A preformed coping 25 as shown in FIG. 4 may be formed using the laminated arrangement of FIGS. 2 or 3 or any other arrangement within the scope of the present invention. The preformed coping 25 may be formed following the procedure taught and described in U.S. Pat. No. 4,459,112. As described in the patent, the metal foil starting material 10 is cut into a blank of circular geometry and folded to form multiple fold lines 27. The fold lines 27 extend from a central unfolded area 28. Other construction techniques may likewise be used to fabricate a preformed coping and of alternate shapes. The preformed coping 25 is then placed over the die (not shown) to adapt the coping to the die using any conventional swaging device. Once the coping is adapted and removed from the die, it is heat treated by placing it over the flame of a Bunsen burner for a short time period based on flame temperature to allow the low fusing temperature gold layer 12 to flow to form a compact metal matrix without air pockets. This heat treatment may also be carried out in a furnace at a temperature of about 1020° C. to 1150° C.

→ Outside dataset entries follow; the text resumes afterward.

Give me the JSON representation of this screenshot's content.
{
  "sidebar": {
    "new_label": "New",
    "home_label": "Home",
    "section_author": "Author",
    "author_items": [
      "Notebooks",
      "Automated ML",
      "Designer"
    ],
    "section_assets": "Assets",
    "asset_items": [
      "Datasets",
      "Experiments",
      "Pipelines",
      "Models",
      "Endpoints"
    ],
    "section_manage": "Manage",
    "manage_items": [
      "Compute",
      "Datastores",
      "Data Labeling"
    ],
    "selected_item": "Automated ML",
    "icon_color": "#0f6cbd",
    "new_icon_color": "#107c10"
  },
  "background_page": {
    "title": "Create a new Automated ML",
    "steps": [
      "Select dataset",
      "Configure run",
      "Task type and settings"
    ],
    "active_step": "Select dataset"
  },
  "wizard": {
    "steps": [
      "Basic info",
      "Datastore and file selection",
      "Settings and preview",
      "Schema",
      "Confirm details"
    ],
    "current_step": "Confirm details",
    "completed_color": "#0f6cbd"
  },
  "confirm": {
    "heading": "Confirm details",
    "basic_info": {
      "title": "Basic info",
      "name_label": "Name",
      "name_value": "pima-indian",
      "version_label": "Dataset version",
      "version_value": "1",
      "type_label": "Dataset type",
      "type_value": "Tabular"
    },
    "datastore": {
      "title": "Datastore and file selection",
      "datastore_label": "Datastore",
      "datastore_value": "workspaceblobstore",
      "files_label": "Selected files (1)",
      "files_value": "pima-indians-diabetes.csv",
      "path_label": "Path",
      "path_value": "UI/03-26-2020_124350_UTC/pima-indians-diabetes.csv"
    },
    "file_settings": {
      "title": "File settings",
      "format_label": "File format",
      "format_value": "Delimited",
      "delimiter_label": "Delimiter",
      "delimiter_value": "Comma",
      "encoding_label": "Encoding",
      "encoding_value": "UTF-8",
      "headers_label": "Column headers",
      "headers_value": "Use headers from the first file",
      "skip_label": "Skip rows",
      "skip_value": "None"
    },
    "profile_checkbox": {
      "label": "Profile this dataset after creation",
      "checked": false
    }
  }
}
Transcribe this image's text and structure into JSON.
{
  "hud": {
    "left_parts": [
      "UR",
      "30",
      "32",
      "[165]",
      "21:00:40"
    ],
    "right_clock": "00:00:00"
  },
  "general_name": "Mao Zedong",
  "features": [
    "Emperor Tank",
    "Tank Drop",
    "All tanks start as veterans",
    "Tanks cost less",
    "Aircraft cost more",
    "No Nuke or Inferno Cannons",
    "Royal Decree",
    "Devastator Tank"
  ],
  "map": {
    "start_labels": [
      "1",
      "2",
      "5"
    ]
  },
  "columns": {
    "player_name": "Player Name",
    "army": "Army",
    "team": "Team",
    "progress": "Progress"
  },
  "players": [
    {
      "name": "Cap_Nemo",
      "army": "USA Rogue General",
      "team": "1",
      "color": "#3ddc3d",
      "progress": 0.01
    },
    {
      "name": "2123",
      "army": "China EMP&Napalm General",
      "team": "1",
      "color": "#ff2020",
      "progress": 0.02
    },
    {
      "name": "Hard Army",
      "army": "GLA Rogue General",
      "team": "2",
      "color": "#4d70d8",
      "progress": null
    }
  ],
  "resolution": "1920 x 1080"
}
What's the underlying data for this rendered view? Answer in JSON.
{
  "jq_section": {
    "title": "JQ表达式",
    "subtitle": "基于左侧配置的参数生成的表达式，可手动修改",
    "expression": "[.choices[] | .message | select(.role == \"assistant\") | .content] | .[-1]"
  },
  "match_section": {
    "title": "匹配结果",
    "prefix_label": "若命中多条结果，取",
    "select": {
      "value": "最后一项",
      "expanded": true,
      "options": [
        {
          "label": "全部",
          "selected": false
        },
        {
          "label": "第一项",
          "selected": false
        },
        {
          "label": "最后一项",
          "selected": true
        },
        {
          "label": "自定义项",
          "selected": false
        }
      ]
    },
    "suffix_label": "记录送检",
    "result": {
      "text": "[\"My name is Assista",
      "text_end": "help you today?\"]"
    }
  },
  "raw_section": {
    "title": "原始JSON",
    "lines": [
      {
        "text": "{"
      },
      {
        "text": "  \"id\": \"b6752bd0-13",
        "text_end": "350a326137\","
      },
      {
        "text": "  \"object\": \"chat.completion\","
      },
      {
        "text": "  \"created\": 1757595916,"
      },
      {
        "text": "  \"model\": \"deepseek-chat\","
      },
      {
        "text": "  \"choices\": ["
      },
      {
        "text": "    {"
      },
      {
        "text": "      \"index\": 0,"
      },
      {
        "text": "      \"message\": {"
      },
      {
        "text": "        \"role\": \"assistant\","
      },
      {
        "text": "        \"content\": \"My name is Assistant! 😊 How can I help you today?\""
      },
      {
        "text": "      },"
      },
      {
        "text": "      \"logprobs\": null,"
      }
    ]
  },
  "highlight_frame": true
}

After the heating step, porcelain or another veneering material can be directly applied in a conventional manner to form the dental crown of the invention. It is desirable but not essential to coat the outside surface of the metal foil before the porcelain is applied with a bonding composition to achieve an unbreakable bond between the porcelain layers and the metal coping. A preferred bonding composition is taught and described in U.S. Pat. No. 4,434,211 which includes a gold based precious metal composition in combination with a halide of a noble metal such as a gold or silver chloride. The bonding material should be sintered to the metal coping at a temperature above 1600° F. which can be achieved simultaneously with the firing of the required porcelain outer layers. The heat treatment of the porcelain is conventional and any typical firing schedule may be applied with a firing temperature generally between 1600° F. and 1820° F.